_AIM OF THE TASK_
Print the entries below again exactly as they stand, but skip any picture.
[Opening ENTRIES SHOWN section]
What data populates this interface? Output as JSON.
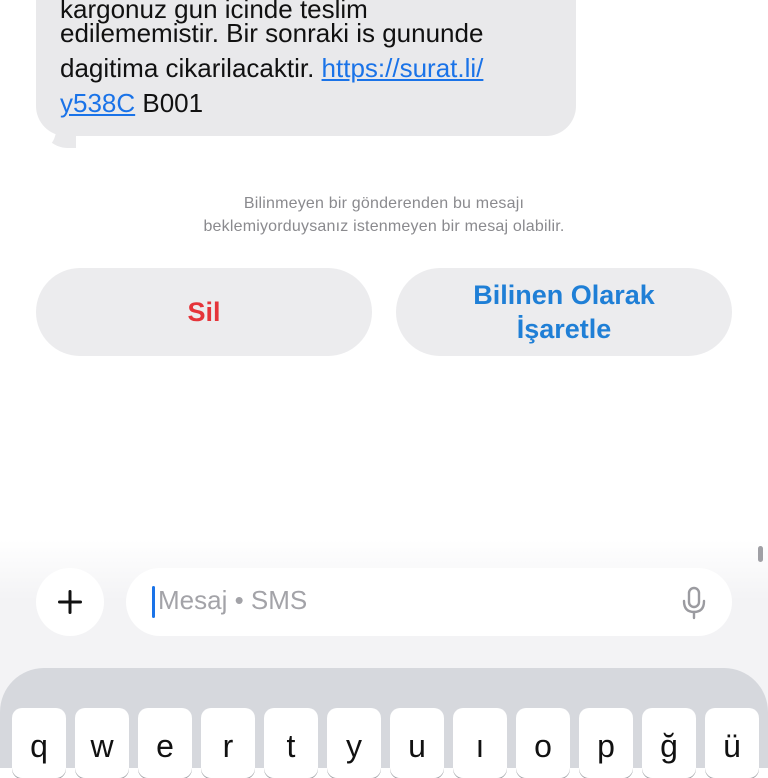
{
  "message": {
    "lines": [
      "kargonuz gun icinde teslim",
      "edilememistir. Bir sonraki is gununde",
      "dagitima cikarilacaktir. "
    ],
    "link_part1": "https://surat.li/",
    "link_part2": "y538C",
    "suffix": " B001"
  },
  "notice": {
    "line1": "Bilinmeyen bir gönderenden bu mesajı",
    "line2": "beklemiyorduysanız istenmeyen bir mesaj olabilir."
  },
  "actions": {
    "delete_label": "Sil",
    "mark_known_line1": "Bilinen Olarak",
    "mark_known_line2": "İşaretle"
  },
  "composer": {
    "plus": "+",
    "placeholder": "Mesaj • SMS"
  },
  "keyboard": {
    "row1": [
      "q",
      "w",
      "e",
      "r",
      "t",
      "y",
      "u",
      "ı",
      "o",
      "p",
      "ğ",
      "ü"
    ]
  },
  "colors": {
    "delete": "#e5343a",
    "link": "#1a73e8",
    "known": "#1f7fd6"
  }
}
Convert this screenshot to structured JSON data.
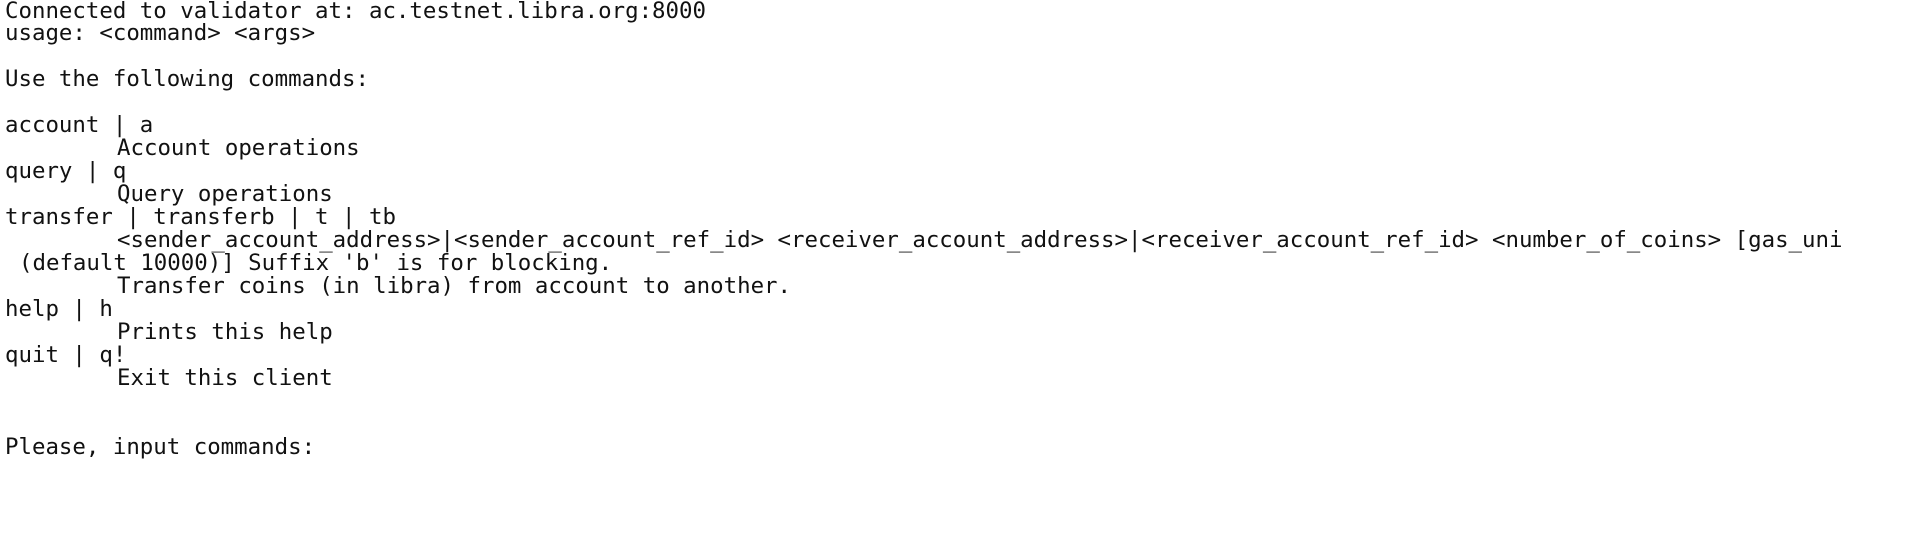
{
  "terminal": {
    "connected_line": "Connected to validator at: ac.testnet.libra.org:8000",
    "usage_line": "usage: <command> <args>",
    "intro_line": "Use the following commands:",
    "commands": [
      {
        "name": "account | a",
        "desc": "Account operations"
      },
      {
        "name": "query | q",
        "desc": "Query operations"
      },
      {
        "name": "transfer | transferb | t | tb",
        "args": "<sender_account_address>|<sender_account_ref_id> <receiver_account_address>|<receiver_account_ref_id> <number_of_coins> [gas_uni",
        "args_cont": "(default 10000)] Suffix 'b' is for blocking.",
        "desc": "Transfer coins (in libra) from account to another."
      },
      {
        "name": "help | h",
        "desc": "Prints this help"
      },
      {
        "name": "quit | q!",
        "desc": "Exit this client"
      }
    ],
    "prompt": "Please, input commands:"
  }
}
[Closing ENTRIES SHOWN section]
_SOLUTION TO THIS PROBLEM_
What data populates this interface? Output as JSON.
{
  "message": {
    "lines": [
      "kargonuz gun icinde teslim",
      "edilememistir. Bir sonraki is gununde",
      "dagitima cikarilacaktir. "
    ],
    "link_part1": "https://surat.li/",
    "link_part2": "y538C",
    "suffix": " B001"
  },
  "notice": {
    "line1": "Bilinmeyen bir gönderenden bu mesajı",
    "line2": "beklemiyorduysanız istenmeyen bir mesaj olabilir."
  },
  "actions": {
    "delete_label": "Sil",
    "mark_known_line1": "Bilinen Olarak",
    "mark_known_line2": "İşaretle"
  },
  "composer": {
    "plus": "+",
    "placeholder": "Mesaj • SMS"
  },
  "keyboard": {
    "row1": [
      "q",
      "w",
      "e",
      "r",
      "t",
      "y",
      "u",
      "ı",
      "o",
      "p",
      "ğ",
      "ü"
    ]
  },
  "colors": {
    "delete": "#e5343a",
    "link": "#1a73e8",
    "known": "#1f7fd6"
  }
}
Convert this screenshot to structured JSON data.
{
  "terminal": {
    "connected_line": "Connected to validator at: ac.testnet.libra.org:8000",
    "usage_line": "usage: <command> <args>",
    "intro_line": "Use the following commands:",
    "commands": [
      {
        "name": "account | a",
        "desc": "Account operations"
      },
      {
        "name": "query | q",
        "desc": "Query operations"
      },
      {
        "name": "transfer | transferb | t | tb",
        "args": "<sender_account_address>|<sender_account_ref_id> <receiver_account_address>|<receiver_account_ref_id> <number_of_coins> [gas_uni",
        "args_cont": "(default 10000)] Suffix 'b' is for blocking.",
        "desc": "Transfer coins (in libra) from account to another."
      },
      {
        "name": "help | h",
        "desc": "Prints this help"
      },
      {
        "name": "quit | q!",
        "desc": "Exit this client"
      }
    ],
    "prompt": "Please, input commands:"
  }
}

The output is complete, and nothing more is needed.